Date of Degree
PhD (Doctor of Philosophy)
Older adults account for 20% of new HIV infections in the U.S and 50% of people living with the disease. In part, this is due to people living longer with HIV, greater sexual activity in later life, a lack of condom use, and little understanding about HIV/AIDS. Evidence suggests that healthcare providers can play a key role in the dissemination of information about HIV/AIDS to older adults. The purpose of this study was to examine the impact of patient-provider communication of HIV/AIDS on older adults’ intentions to use condoms. The mediating relationships of knowledge of HIV/AIDS, perceived threat, subjective norms, and self-efficacy were also examined. This study utilized a cross-sectional, web-based survey, administered to adults aged 50 years and older (N=427). Forty-one percent of participants reported no communication with the healthcare provider about HIV/AIDS, yet 87% reported future intentions to use a condom with a new sexual partner. Participants demonstrated high knowledge of HIV/AIDS (M=14.7 out of 18), believed their sexual partner would be agreeable to using condoms (M=24 out of 36), and 91% believed they had the ability to properly use a condom. However, participants did not believe HIV/AIDS posed a threat to their health (M=8 out of 36). Mediation analysis yielded non-significant results. Healthcare providers can provide tailored prevention recommendations to higher risk older adults in order to curb the number of new infections. Additional research is needed with older adults who identify as LGBT, MSM, and older adults of color.

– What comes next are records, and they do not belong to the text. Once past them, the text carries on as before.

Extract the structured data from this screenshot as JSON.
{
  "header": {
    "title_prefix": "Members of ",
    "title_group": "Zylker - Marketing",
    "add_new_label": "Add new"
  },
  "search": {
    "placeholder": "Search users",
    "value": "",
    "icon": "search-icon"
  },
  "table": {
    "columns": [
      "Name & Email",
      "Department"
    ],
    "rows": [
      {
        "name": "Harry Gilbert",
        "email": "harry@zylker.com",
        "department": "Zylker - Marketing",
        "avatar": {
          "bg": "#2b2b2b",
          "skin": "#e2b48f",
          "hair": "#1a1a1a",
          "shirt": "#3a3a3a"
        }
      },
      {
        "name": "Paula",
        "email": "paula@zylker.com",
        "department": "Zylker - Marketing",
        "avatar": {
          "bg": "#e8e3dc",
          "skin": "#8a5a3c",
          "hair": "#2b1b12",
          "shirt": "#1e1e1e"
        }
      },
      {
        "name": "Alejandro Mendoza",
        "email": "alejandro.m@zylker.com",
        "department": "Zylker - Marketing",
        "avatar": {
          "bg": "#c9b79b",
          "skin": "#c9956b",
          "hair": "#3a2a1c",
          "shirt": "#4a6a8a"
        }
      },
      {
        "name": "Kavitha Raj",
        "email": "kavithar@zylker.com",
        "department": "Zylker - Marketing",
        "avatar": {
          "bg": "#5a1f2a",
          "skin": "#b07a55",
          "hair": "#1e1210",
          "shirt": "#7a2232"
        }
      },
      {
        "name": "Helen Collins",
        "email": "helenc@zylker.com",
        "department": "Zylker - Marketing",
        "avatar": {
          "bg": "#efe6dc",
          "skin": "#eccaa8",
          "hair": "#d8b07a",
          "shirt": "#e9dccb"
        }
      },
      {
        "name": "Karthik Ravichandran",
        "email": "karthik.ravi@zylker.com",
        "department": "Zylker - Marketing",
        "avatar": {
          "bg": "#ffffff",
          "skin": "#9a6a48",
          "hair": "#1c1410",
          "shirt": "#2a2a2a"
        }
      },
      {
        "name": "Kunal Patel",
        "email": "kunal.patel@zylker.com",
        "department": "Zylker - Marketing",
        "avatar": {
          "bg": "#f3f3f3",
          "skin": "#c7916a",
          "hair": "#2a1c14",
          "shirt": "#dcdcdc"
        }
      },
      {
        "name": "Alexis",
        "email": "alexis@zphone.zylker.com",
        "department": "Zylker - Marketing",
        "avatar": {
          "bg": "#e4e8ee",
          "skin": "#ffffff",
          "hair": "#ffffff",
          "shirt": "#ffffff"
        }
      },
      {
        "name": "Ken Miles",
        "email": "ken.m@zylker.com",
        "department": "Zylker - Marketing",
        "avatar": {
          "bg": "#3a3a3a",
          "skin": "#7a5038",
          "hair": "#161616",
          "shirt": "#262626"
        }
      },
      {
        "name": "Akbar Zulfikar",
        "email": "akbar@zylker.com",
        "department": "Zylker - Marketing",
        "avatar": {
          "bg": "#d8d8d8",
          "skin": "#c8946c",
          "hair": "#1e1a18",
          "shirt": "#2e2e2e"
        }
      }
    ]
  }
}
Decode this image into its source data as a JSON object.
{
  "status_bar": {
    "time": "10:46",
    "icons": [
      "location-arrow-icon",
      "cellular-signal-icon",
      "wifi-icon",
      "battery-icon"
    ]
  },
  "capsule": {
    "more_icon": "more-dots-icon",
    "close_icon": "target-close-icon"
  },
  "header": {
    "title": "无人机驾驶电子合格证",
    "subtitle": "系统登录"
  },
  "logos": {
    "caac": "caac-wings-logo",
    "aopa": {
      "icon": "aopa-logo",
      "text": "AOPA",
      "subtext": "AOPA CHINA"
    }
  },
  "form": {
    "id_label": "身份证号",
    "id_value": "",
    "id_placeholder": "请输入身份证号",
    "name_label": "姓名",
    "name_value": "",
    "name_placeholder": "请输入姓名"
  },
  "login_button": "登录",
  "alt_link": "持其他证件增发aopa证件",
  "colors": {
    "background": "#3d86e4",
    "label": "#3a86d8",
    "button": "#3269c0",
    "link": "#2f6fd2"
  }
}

Health communication, HIV/AIDS, Older adults, Prevention
x, 188 pages
Includes bibliographical references (pages 106-133).
Copyright 2016 Erin Linn Robinson